# [TASK DETAILS]
Copy the entire listing exactly.

INFORMATION GIVEN: Begin

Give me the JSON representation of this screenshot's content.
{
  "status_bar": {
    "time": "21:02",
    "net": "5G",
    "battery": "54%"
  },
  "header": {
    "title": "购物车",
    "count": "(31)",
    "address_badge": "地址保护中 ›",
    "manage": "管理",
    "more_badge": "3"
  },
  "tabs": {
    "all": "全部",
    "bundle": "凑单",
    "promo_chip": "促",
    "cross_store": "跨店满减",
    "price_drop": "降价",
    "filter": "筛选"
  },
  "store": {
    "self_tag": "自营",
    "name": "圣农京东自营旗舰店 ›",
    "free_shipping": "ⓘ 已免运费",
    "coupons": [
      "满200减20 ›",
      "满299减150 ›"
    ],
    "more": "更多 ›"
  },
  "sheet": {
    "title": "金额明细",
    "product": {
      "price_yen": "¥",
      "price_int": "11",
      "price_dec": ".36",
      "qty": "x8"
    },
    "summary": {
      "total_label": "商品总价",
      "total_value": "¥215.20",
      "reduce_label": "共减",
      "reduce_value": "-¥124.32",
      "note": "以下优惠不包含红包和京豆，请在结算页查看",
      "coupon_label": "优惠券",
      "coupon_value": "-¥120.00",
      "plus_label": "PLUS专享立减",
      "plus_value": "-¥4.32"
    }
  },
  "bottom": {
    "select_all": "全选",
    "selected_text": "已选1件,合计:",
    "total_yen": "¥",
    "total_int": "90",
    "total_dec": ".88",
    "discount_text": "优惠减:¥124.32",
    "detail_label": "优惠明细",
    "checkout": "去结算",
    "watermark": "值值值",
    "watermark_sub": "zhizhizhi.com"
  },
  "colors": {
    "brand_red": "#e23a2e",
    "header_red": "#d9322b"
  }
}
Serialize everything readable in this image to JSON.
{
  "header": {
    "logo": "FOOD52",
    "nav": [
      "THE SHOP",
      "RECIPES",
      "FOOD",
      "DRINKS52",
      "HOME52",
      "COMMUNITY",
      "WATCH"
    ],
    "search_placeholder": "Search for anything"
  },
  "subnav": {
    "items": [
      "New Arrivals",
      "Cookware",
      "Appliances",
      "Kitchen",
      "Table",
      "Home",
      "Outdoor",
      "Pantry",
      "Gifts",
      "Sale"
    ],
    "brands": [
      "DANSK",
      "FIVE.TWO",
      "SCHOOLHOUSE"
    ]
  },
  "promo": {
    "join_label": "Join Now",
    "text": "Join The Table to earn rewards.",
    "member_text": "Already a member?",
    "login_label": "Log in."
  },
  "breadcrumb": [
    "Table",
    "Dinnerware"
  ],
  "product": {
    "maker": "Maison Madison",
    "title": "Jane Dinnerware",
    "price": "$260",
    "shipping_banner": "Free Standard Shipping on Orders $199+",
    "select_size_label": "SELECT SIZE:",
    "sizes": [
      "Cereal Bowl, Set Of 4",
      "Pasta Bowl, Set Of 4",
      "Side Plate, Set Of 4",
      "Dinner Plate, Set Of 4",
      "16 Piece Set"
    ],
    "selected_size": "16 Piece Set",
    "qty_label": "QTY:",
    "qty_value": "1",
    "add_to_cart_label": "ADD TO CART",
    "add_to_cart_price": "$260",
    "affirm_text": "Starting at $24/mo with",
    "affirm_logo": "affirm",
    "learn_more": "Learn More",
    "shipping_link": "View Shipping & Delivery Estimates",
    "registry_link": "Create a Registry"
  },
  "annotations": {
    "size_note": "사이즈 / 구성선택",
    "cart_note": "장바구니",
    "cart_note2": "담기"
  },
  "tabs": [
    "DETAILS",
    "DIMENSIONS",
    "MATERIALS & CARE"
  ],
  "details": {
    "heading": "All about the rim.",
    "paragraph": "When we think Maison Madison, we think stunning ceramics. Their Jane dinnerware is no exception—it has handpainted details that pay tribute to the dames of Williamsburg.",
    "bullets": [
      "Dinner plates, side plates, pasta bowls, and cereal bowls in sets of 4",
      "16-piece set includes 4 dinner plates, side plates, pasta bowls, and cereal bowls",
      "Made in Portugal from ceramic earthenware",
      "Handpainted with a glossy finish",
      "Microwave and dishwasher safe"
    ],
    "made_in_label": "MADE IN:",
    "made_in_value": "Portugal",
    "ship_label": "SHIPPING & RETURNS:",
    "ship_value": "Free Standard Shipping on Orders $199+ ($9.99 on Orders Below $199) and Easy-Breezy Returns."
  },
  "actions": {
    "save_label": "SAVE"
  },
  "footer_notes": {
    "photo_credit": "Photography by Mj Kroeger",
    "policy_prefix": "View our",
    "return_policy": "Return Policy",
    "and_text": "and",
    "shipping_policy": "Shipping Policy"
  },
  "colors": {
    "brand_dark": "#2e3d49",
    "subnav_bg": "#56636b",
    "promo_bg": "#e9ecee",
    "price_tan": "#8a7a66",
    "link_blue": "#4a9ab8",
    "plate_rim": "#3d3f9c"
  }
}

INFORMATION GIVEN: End

# [SOLUTION TO THIS PROBLEM]
Give me the JSON representation of this screenshot's content.
{
  "status_bar": {
    "time": "21:02",
    "net": "5G",
    "battery": "54%"
  },
  "header": {
    "title": "购物车",
    "count": "(31)",
    "address_badge": "地址保护中 ›",
    "manage": "管理",
    "more_badge": "3"
  },
  "tabs": {
    "all": "全部",
    "bundle": "凑单",
    "promo_chip": "促",
    "cross_store": "跨店满减",
    "price_drop": "降价",
    "filter": "筛选"
  },
  "store": {
    "self_tag": "自营",
    "name": "圣农京东自营旗舰店 ›",
    "free_shipping": "ⓘ 已免运费",
    "coupons": [
      "满200减20 ›",
      "满299减150 ›"
    ],
    "more": "更多 ›"
  },
  "sheet": {
    "title": "金额明细",
    "product": {
      "price_yen": "¥",
      "price_int": "11",
      "price_dec": ".36",
      "qty": "x8"
    },
    "summary": {
      "total_label": "商品总价",
      "total_value": "¥215.20",
      "reduce_label": "共减",
      "reduce_value": "-¥124.32",
      "note": "以下优惠不包含红包和京豆，请在结算页查看",
      "coupon_label": "优惠券",
      "coupon_value": "-¥120.00",
      "plus_label": "PLUS专享立减",
      "plus_value": "-¥4.32"
    }
  },
  "bottom": {
    "select_all": "全选",
    "selected_text": "已选1件,合计:",
    "total_yen": "¥",
    "total_int": "90",
    "total_dec": ".88",
    "discount_text": "优惠减:¥124.32",
    "detail_label": "优惠明细",
    "checkout": "去结算",
    "watermark": "值值值",
    "watermark_sub": "zhizhizhi.com"
  },
  "colors": {
    "brand_red": "#e23a2e",
    "header_red": "#d9322b"
  }
}
Serialize everything readable in this image to JSON.
{
  "header": {
    "logo": "FOOD52",
    "nav": [
      "THE SHOP",
      "RECIPES",
      "FOOD",
      "DRINKS52",
      "HOME52",
      "COMMUNITY",
      "WATCH"
    ],
    "search_placeholder": "Search for anything"
  },
  "subnav": {
    "items": [
      "New Arrivals",
      "Cookware",
      "Appliances",
      "Kitchen",
      "Table",
      "Home",
      "Outdoor",
      "Pantry",
      "Gifts",
      "Sale"
    ],
    "brands": [
      "DANSK",
      "FIVE.TWO",
      "SCHOOLHOUSE"
    ]
  },
  "promo": {
    "join_label": "Join Now",
    "text": "Join The Table to earn rewards.",
    "member_text": "Already a member?",
    "login_label": "Log in."
  },
  "breadcrumb": [
    "Table",
    "Dinnerware"
  ],
  "product": {
    "maker": "Maison Madison",
    "title": "Jane Dinnerware",
    "price": "$260",
    "shipping_banner": "Free Standard Shipping on Orders $199+",
    "select_size_label": "SELECT SIZE:",
    "sizes": [
      "Cereal Bowl, Set Of 4",
      "Pasta Bowl, Set Of 4",
      "Side Plate, Set Of 4",
      "Dinner Plate, Set Of 4",
      "16 Piece Set"
    ],
    "selected_size": "16 Piece Set",
    "qty_label": "QTY:",
    "qty_value": "1",
    "add_to_cart_label": "ADD TO CART",
    "add_to_cart_price": "$260",
    "affirm_text": "Starting at $24/mo with",
    "affirm_logo": "affirm",
    "learn_more": "Learn More",
    "shipping_link": "View Shipping & Delivery Estimates",
    "registry_link": "Create a Registry"
  },
  "annotations": {
    "size_note": "사이즈 / 구성선택",
    "cart_note": "장바구니",
    "cart_note2": "담기"
  },
  "tabs": [
    "DETAILS",
    "DIMENSIONS",
    "MATERIALS & CARE"
  ],
  "details": {
    "heading": "All about the rim.",
    "paragraph": "When we think Maison Madison, we think stunning ceramics. Their Jane dinnerware is no exception—it has handpainted details that pay tribute to the dames of Williamsburg.",
    "bullets": [
      "Dinner plates, side plates, pasta bowls, and cereal bowls in sets of 4",
      "16-piece set includes 4 dinner plates, side plates, pasta bowls, and cereal bowls",
      "Made in Portugal from ceramic earthenware",
      "Handpainted with a glossy finish",
      "Microwave and dishwasher safe"
    ],
    "made_in_label": "MADE IN:",
    "made_in_value": "Portugal",
    "ship_label": "SHIPPING & RETURNS:",
    "ship_value": "Free Standard Shipping on Orders $199+ ($9.99 on Orders Below $199) and Easy-Breezy Returns."
  },
  "actions": {
    "save_label": "SAVE"
  },
  "footer_notes": {
    "photo_credit": "Photography by Mj Kroeger",
    "policy_prefix": "View our",
    "return_policy": "Return Policy",
    "and_text": "and",
    "shipping_policy": "Shipping Policy"
  },
  "colors": {
    "brand_dark": "#2e3d49",
    "subnav_bg": "#56636b",
    "promo_bg": "#e9ecee",
    "price_tan": "#8a7a66",
    "link_blue": "#4a9ab8",
    "plate_rim": "#3d3f9c"
  }
}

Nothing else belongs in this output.